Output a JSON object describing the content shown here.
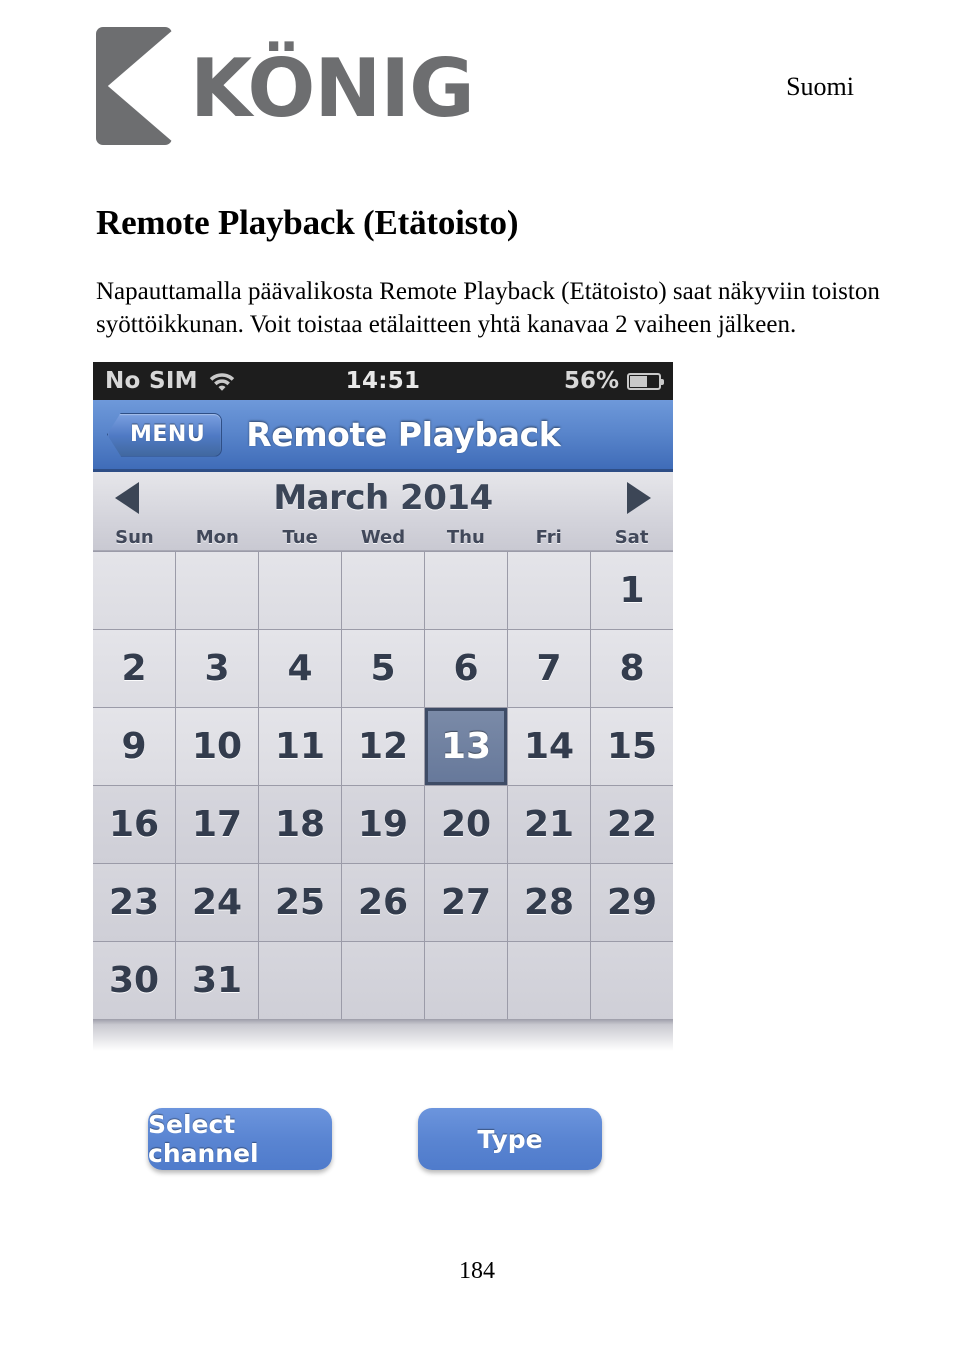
{
  "document": {
    "language_label": "Suomi",
    "brand": "KÖNIG",
    "title": "Remote Playback (Etätoisto)",
    "paragraph": "Napauttamalla päävalikosta Remote Playback (Etätoisto) saat näkyviin toiston syöttöikkunan. Voit toistaa etälaitteen yhtä kanavaa 2 vaiheen jälkeen.",
    "page_number": "184"
  },
  "screenshot": {
    "status_bar": {
      "carrier": "No SIM",
      "wifi_icon": "wifi-icon",
      "time": "14:51",
      "battery_percent": "56%",
      "battery_icon": "battery-icon",
      "battery_level": 56
    },
    "nav_bar": {
      "back_label": "MENU",
      "title": "Remote Playback"
    },
    "calendar": {
      "prev_icon": "triangle-left-icon",
      "next_icon": "triangle-right-icon",
      "month_label": "March 2014",
      "weekdays": [
        "Sun",
        "Mon",
        "Tue",
        "Wed",
        "Thu",
        "Fri",
        "Sat"
      ],
      "cells": [
        {
          "label": "",
          "state": "empty"
        },
        {
          "label": "",
          "state": "empty"
        },
        {
          "label": "",
          "state": "empty"
        },
        {
          "label": "",
          "state": "empty"
        },
        {
          "label": "",
          "state": "empty"
        },
        {
          "label": "",
          "state": "empty"
        },
        {
          "label": "1",
          "state": "normal"
        },
        {
          "label": "2",
          "state": "normal"
        },
        {
          "label": "3",
          "state": "normal"
        },
        {
          "label": "4",
          "state": "normal"
        },
        {
          "label": "5",
          "state": "normal"
        },
        {
          "label": "6",
          "state": "normal"
        },
        {
          "label": "7",
          "state": "normal"
        },
        {
          "label": "8",
          "state": "normal"
        },
        {
          "label": "9",
          "state": "normal"
        },
        {
          "label": "10",
          "state": "normal"
        },
        {
          "label": "11",
          "state": "normal"
        },
        {
          "label": "12",
          "state": "normal"
        },
        {
          "label": "13",
          "state": "selected"
        },
        {
          "label": "14",
          "state": "normal"
        },
        {
          "label": "15",
          "state": "normal"
        },
        {
          "label": "16",
          "state": "dim"
        },
        {
          "label": "17",
          "state": "dim"
        },
        {
          "label": "18",
          "state": "dim"
        },
        {
          "label": "19",
          "state": "dim"
        },
        {
          "label": "20",
          "state": "dim"
        },
        {
          "label": "21",
          "state": "dim"
        },
        {
          "label": "22",
          "state": "dim"
        },
        {
          "label": "23",
          "state": "dim"
        },
        {
          "label": "24",
          "state": "dim"
        },
        {
          "label": "25",
          "state": "dim"
        },
        {
          "label": "26",
          "state": "dim"
        },
        {
          "label": "27",
          "state": "dim"
        },
        {
          "label": "28",
          "state": "dim"
        },
        {
          "label": "29",
          "state": "dim"
        },
        {
          "label": "30",
          "state": "dim"
        },
        {
          "label": "31",
          "state": "dim"
        },
        {
          "label": "",
          "state": "empty-dim"
        },
        {
          "label": "",
          "state": "empty-dim"
        },
        {
          "label": "",
          "state": "empty-dim"
        },
        {
          "label": "",
          "state": "empty-dim"
        },
        {
          "label": "",
          "state": "empty-dim"
        }
      ],
      "selected_day": "13"
    }
  },
  "buttons": {
    "select_channel": "Select channel",
    "type": "Type"
  },
  "colors": {
    "navbar_blue": "#5a86cc",
    "button_blue": "#5a85d2",
    "selected_day_blue": "#66789a",
    "logo_gray": "#6d6e70"
  }
}
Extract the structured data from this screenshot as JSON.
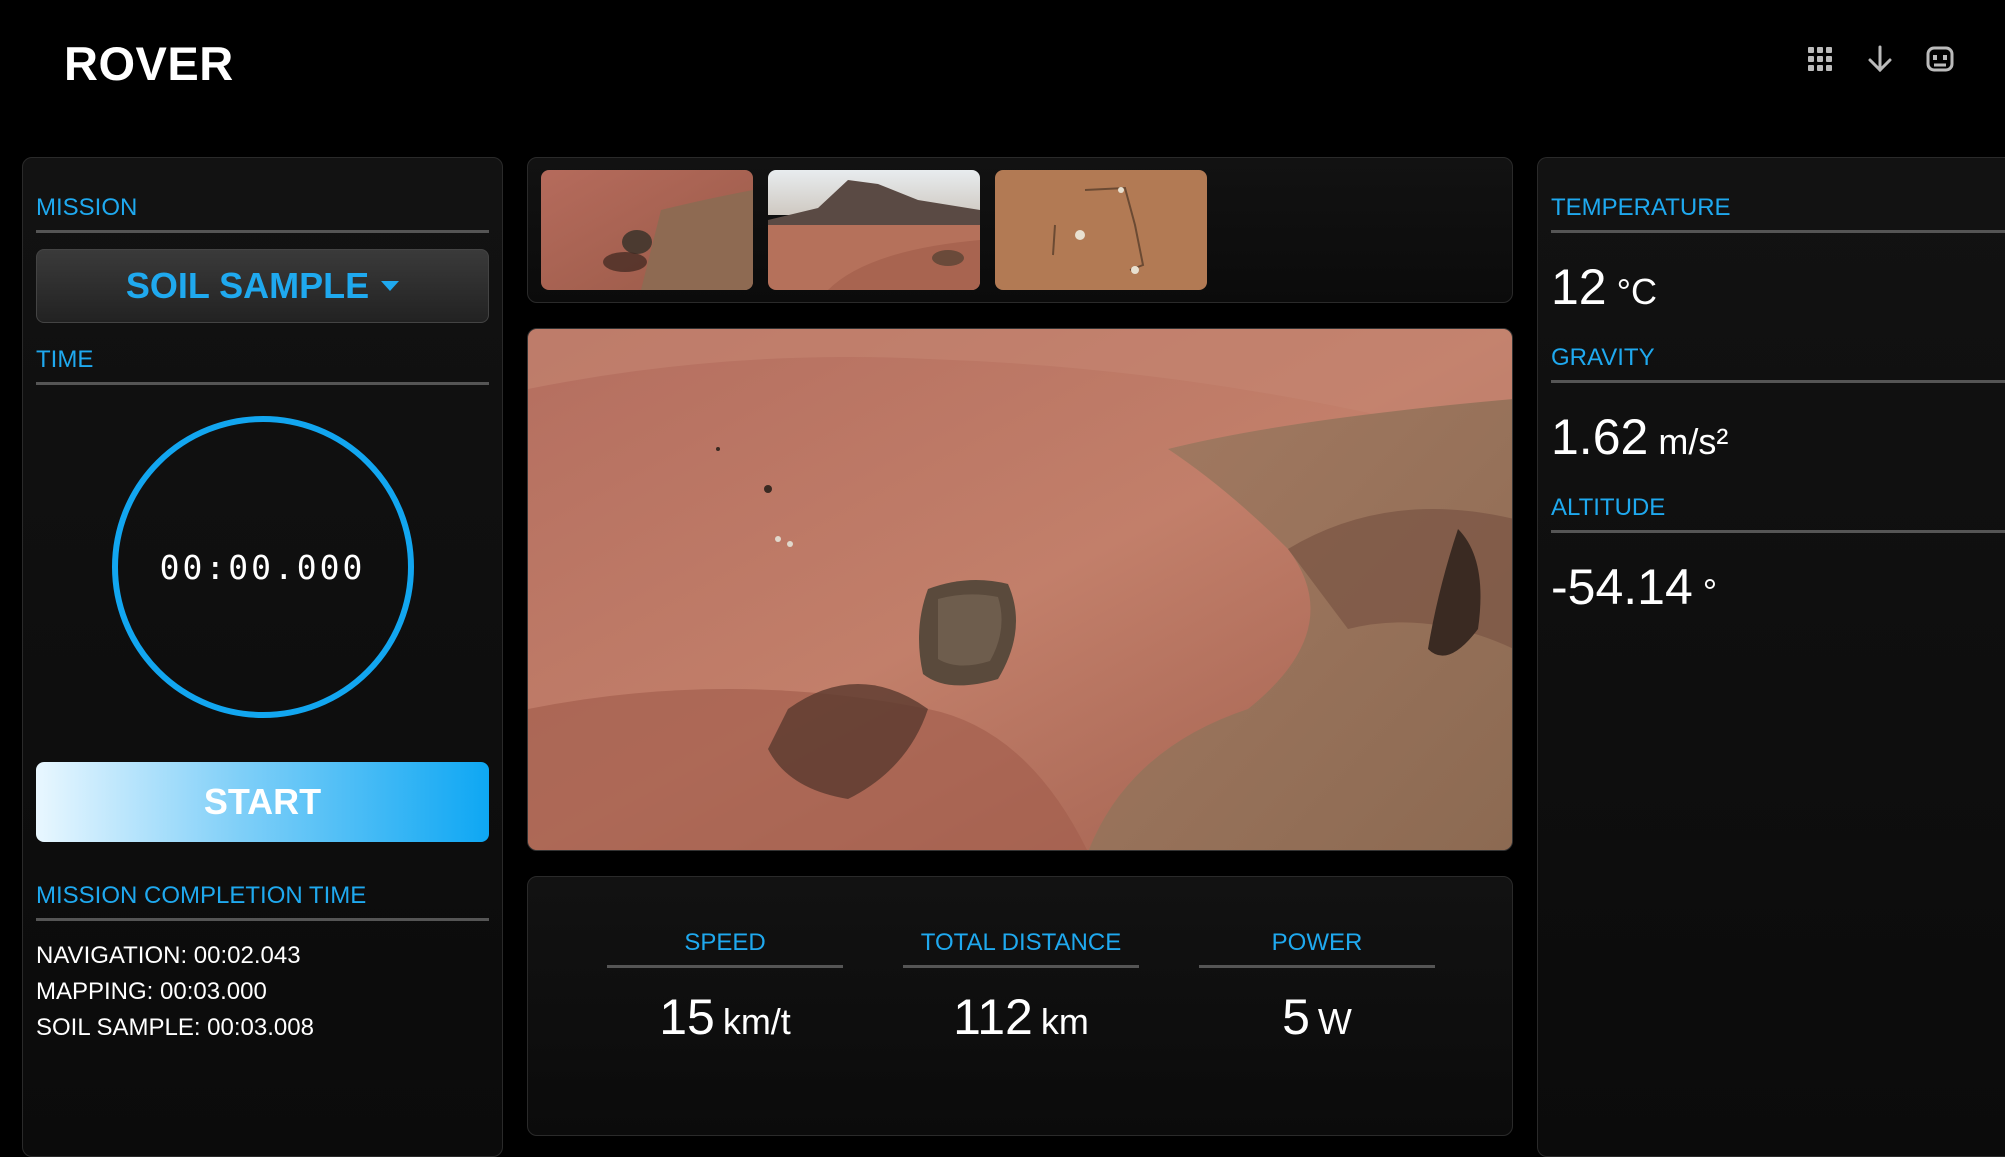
{
  "app": {
    "title": "ROVER"
  },
  "toolbar": {
    "icons": [
      "apps-grid-icon",
      "download-arrow-icon",
      "robot-icon"
    ]
  },
  "mission": {
    "label": "MISSION",
    "selected": "SOIL SAMPLE",
    "time_label": "TIME",
    "timer": "00:00.000",
    "start_label": "START",
    "completion_label": "MISSION COMPLETION TIME",
    "completion": [
      "NAVIGATION: 00:02.043",
      "MAPPING: 00:03.000",
      "SOIL SAMPLE: 00:03.008"
    ]
  },
  "stats": [
    {
      "label": "SPEED",
      "value": "15",
      "unit": "km/t"
    },
    {
      "label": "TOTAL DISTANCE",
      "value": "112",
      "unit": "km"
    },
    {
      "label": "POWER",
      "value": "5",
      "unit": "W"
    }
  ],
  "sensors": {
    "temperature_label": "TEMPERATURE",
    "temperature_value": "12",
    "temperature_unit": "°C",
    "gravity_label": "GRAVITY",
    "gravity_value": "1.62",
    "gravity_unit": "m/s²",
    "altitude_label": "ALTITUDE",
    "altitude_value": "-54.14",
    "altitude_unit": "°"
  },
  "colors": {
    "accent": "#1fa9ef",
    "background": "#000000",
    "panel": "#111111"
  }
}
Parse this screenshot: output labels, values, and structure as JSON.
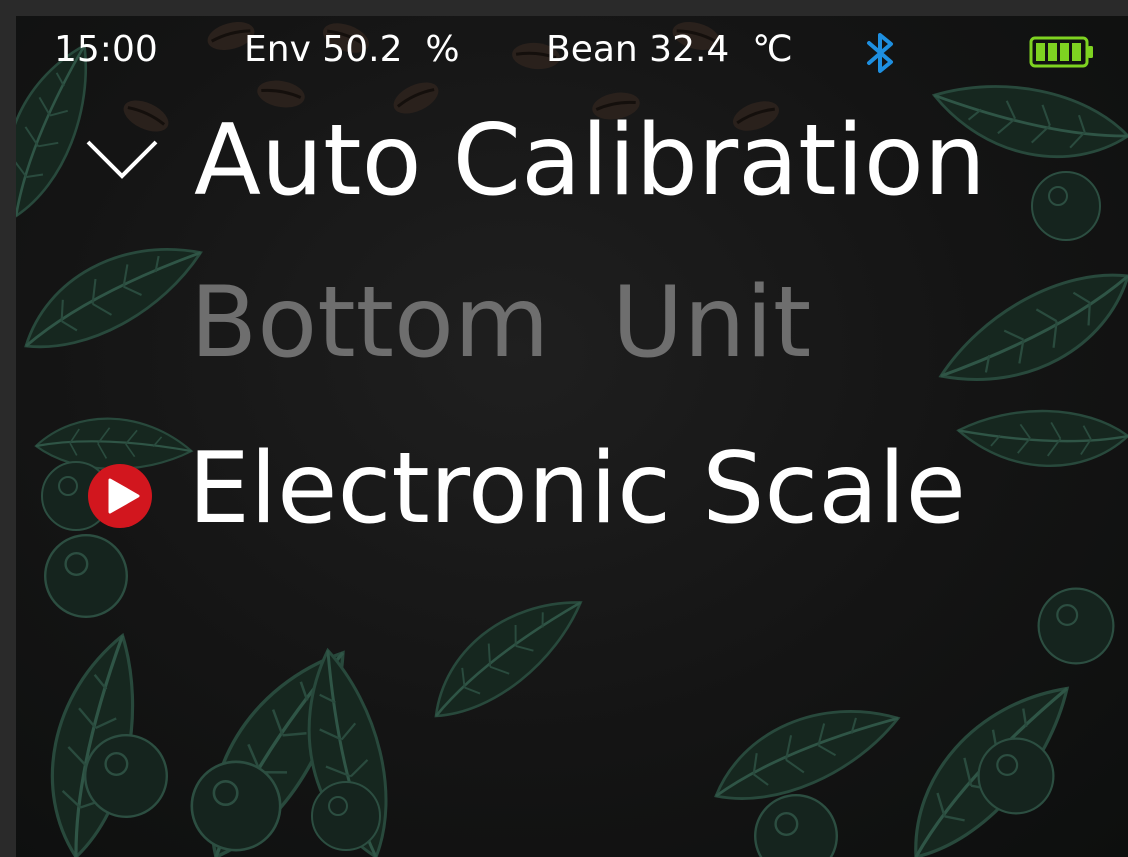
{
  "status_bar": {
    "time": "15:00",
    "env": "Env 50.2  %",
    "bean": "Bean 32.4  ℃",
    "bluetooth_icon": "bluetooth-icon",
    "battery_icon": "battery-icon",
    "bluetooth_color": "#1e8fe0",
    "battery_color": "#7ed321",
    "battery_level": 1.0
  },
  "menu": {
    "items": [
      {
        "label": "Auto Calibration",
        "marker": "chevron-down-icon",
        "state": "enabled"
      },
      {
        "label": "Bottom  Unit",
        "marker": "",
        "state": "disabled"
      },
      {
        "label": "Electronic Scale",
        "marker": "play-circle-icon",
        "state": "selected"
      }
    ]
  },
  "colors": {
    "text_active": "#ffffff",
    "text_disabled": "#6e6e6e",
    "selection_marker": "#d2161e",
    "leaf": "#1d3a30"
  }
}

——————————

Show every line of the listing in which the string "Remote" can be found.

    "title": "Remote Playback (Etätoisto)",
    "paragraph": "Napauttamalla päävalikosta Remote Playback (Etätoisto) saat näkyviin toiston syöttöikkunan. Voit toistaa etälaitteen yhtä kanavaa 2 vaiheen jälkeen.",
      "title": "Remote Playback"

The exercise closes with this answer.